Start of DATASET RECORDS

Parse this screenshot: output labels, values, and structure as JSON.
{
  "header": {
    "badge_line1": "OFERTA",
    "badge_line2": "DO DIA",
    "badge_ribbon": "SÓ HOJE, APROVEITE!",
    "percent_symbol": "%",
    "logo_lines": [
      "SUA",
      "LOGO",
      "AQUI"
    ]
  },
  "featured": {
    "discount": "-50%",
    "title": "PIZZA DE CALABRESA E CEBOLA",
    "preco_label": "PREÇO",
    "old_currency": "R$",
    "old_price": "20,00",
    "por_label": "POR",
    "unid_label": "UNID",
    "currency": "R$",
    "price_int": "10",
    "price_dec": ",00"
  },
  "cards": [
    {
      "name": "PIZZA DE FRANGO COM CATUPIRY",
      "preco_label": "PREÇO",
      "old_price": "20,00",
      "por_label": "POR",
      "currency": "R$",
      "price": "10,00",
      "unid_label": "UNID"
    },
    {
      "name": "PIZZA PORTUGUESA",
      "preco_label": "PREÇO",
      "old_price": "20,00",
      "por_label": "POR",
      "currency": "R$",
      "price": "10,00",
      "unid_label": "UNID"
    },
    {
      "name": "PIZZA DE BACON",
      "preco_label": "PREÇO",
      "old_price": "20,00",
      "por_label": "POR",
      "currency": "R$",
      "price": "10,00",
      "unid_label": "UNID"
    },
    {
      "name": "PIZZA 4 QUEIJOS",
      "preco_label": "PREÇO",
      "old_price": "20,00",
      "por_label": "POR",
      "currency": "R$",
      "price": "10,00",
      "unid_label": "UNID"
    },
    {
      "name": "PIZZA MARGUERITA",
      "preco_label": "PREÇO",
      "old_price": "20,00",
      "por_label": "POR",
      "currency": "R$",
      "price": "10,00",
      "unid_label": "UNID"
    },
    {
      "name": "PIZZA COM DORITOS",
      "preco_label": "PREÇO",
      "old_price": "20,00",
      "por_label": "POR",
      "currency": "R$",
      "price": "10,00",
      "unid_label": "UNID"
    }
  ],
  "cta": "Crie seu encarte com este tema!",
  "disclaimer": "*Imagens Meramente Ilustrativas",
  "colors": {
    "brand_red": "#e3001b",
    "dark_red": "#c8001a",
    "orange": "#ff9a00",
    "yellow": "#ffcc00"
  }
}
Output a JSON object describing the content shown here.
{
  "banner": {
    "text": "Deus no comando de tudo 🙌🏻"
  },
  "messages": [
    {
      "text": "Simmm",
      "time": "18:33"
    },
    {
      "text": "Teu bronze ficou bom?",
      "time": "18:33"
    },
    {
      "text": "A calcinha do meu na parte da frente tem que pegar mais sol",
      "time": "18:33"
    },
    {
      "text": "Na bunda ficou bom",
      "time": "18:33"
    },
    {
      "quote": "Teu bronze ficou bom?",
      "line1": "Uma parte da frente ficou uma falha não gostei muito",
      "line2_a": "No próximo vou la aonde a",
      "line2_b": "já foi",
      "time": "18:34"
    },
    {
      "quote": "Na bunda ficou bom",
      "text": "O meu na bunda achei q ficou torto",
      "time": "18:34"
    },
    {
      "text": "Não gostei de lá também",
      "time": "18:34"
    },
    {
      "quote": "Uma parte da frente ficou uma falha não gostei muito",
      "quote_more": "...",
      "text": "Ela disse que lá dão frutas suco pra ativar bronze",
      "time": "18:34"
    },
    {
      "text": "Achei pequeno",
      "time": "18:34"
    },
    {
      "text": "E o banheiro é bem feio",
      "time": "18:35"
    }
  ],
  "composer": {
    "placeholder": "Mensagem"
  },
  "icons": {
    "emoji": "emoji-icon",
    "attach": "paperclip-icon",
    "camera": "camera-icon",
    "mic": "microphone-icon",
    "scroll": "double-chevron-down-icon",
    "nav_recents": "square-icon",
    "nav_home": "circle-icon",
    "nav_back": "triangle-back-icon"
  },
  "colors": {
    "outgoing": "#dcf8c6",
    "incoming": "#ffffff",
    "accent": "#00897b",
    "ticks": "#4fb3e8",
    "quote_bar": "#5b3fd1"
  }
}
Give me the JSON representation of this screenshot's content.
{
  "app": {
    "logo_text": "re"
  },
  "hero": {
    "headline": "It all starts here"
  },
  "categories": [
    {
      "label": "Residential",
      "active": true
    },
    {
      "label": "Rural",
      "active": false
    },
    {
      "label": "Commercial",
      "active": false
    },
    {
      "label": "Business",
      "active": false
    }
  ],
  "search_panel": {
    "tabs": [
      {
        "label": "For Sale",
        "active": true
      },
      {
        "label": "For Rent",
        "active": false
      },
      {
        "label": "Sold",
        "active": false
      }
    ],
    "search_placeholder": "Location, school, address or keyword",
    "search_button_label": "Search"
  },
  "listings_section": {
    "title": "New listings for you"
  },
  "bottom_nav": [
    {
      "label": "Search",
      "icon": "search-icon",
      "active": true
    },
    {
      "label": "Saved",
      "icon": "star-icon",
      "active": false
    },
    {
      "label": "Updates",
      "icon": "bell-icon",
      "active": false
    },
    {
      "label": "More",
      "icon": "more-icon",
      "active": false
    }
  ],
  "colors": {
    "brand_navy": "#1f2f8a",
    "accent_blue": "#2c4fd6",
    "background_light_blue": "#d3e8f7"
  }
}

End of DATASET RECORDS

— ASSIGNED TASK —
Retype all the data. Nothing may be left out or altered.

— OUTPUT —
Parse this screenshot: output labels, values, and structure as JSON.
{
  "header": {
    "badge_line1": "OFERTA",
    "badge_line2": "DO DIA",
    "badge_ribbon": "SÓ HOJE, APROVEITE!",
    "percent_symbol": "%",
    "logo_lines": [
      "SUA",
      "LOGO",
      "AQUI"
    ]
  },
  "featured": {
    "discount": "-50%",
    "title": "PIZZA DE CALABRESA E CEBOLA",
    "preco_label": "PREÇO",
    "old_currency": "R$",
    "old_price": "20,00",
    "por_label": "POR",
    "unid_label": "UNID",
    "currency": "R$",
    "price_int": "10",
    "price_dec": ",00"
  },
  "cards": [
    {
      "name": "PIZZA DE FRANGO COM CATUPIRY",
      "preco_label": "PREÇO",
      "old_price": "20,00",
      "por_label": "POR",
      "currency": "R$",
      "price": "10,00",
      "unid_label": "UNID"
    },
    {
      "name": "PIZZA PORTUGUESA",
      "preco_label": "PREÇO",
      "old_price": "20,00",
      "por_label": "POR",
      "currency": "R$",
      "price": "10,00",
      "unid_label": "UNID"
    },
    {
      "name": "PIZZA DE BACON",
      "preco_label": "PREÇO",
      "old_price": "20,00",
      "por_label": "POR",
      "currency": "R$",
      "price": "10,00",
      "unid_label": "UNID"
    },
    {
      "name": "PIZZA 4 QUEIJOS",
      "preco_label": "PREÇO",
      "old_price": "20,00",
      "por_label": "POR",
      "currency": "R$",
      "price": "10,00",
      "unid_label": "UNID"
    },
    {
      "name": "PIZZA MARGUERITA",
      "preco_label": "PREÇO",
      "old_price": "20,00",
      "por_label": "POR",
      "currency": "R$",
      "price": "10,00",
      "unid_label": "UNID"
    },
    {
      "name": "PIZZA COM DORITOS",
      "preco_label": "PREÇO",
      "old_price": "20,00",
      "por_label": "POR",
      "currency": "R$",
      "price": "10,00",
      "unid_label": "UNID"
    }
  ],
  "cta": "Crie seu encarte com este tema!",
  "disclaimer": "*Imagens Meramente Ilustrativas",
  "colors": {
    "brand_red": "#e3001b",
    "dark_red": "#c8001a",
    "orange": "#ff9a00",
    "yellow": "#ffcc00"
  }
}
Output a JSON object describing the content shown here.
{
  "banner": {
    "text": "Deus no comando de tudo 🙌🏻"
  },
  "messages": [
    {
      "text": "Simmm",
      "time": "18:33"
    },
    {
      "text": "Teu bronze ficou bom?",
      "time": "18:33"
    },
    {
      "text": "A calcinha do meu na parte da frente tem que pegar mais sol",
      "time": "18:33"
    },
    {
      "text": "Na bunda ficou bom",
      "time": "18:33"
    },
    {
      "quote": "Teu bronze ficou bom?",
      "line1": "Uma parte da frente ficou uma falha não gostei muito",
      "line2_a": "No próximo vou la aonde a",
      "line2_b": "já foi",
      "time": "18:34"
    },
    {
      "quote": "Na bunda ficou bom",
      "text": "O meu na bunda achei q ficou torto",
      "time": "18:34"
    },
    {
      "text": "Não gostei de lá também",
      "time": "18:34"
    },
    {
      "quote": "Uma parte da frente ficou uma falha não gostei muito",
      "quote_more": "...",
      "text": "Ela disse que lá dão frutas suco pra ativar bronze",
      "time": "18:34"
    },
    {
      "text": "Achei pequeno",
      "time": "18:34"
    },
    {
      "text": "E o banheiro é bem feio",
      "time": "18:35"
    }
  ],
  "composer": {
    "placeholder": "Mensagem"
  },
  "icons": {
    "emoji": "emoji-icon",
    "attach": "paperclip-icon",
    "camera": "camera-icon",
    "mic": "microphone-icon",
    "scroll": "double-chevron-down-icon",
    "nav_recents": "square-icon",
    "nav_home": "circle-icon",
    "nav_back": "triangle-back-icon"
  },
  "colors": {
    "outgoing": "#dcf8c6",
    "incoming": "#ffffff",
    "accent": "#00897b",
    "ticks": "#4fb3e8",
    "quote_bar": "#5b3fd1"
  }
}
Give me the JSON representation of this screenshot's content.
{
  "app": {
    "logo_text": "re"
  },
  "hero": {
    "headline": "It all starts here"
  },
  "categories": [
    {
      "label": "Residential",
      "active": true
    },
    {
      "label": "Rural",
      "active": false
    },
    {
      "label": "Commercial",
      "active": false
    },
    {
      "label": "Business",
      "active": false
    }
  ],
  "search_panel": {
    "tabs": [
      {
        "label": "For Sale",
        "active": true
      },
      {
        "label": "For Rent",
        "active": false
      },
      {
        "label": "Sold",
        "active": false
      }
    ],
    "search_placeholder": "Location, school, address or keyword",
    "search_button_label": "Search"
  },
  "listings_section": {
    "title": "New listings for you"
  },
  "bottom_nav": [
    {
      "label": "Search",
      "icon": "search-icon",
      "active": true
    },
    {
      "label": "Saved",
      "icon": "star-icon",
      "active": false
    },
    {
      "label": "Updates",
      "icon": "bell-icon",
      "active": false
    },
    {
      "label": "More",
      "icon": "more-icon",
      "active": false
    }
  ],
  "colors": {
    "brand_navy": "#1f2f8a",
    "accent_blue": "#2c4fd6",
    "background_light_blue": "#d3e8f7"
  }
}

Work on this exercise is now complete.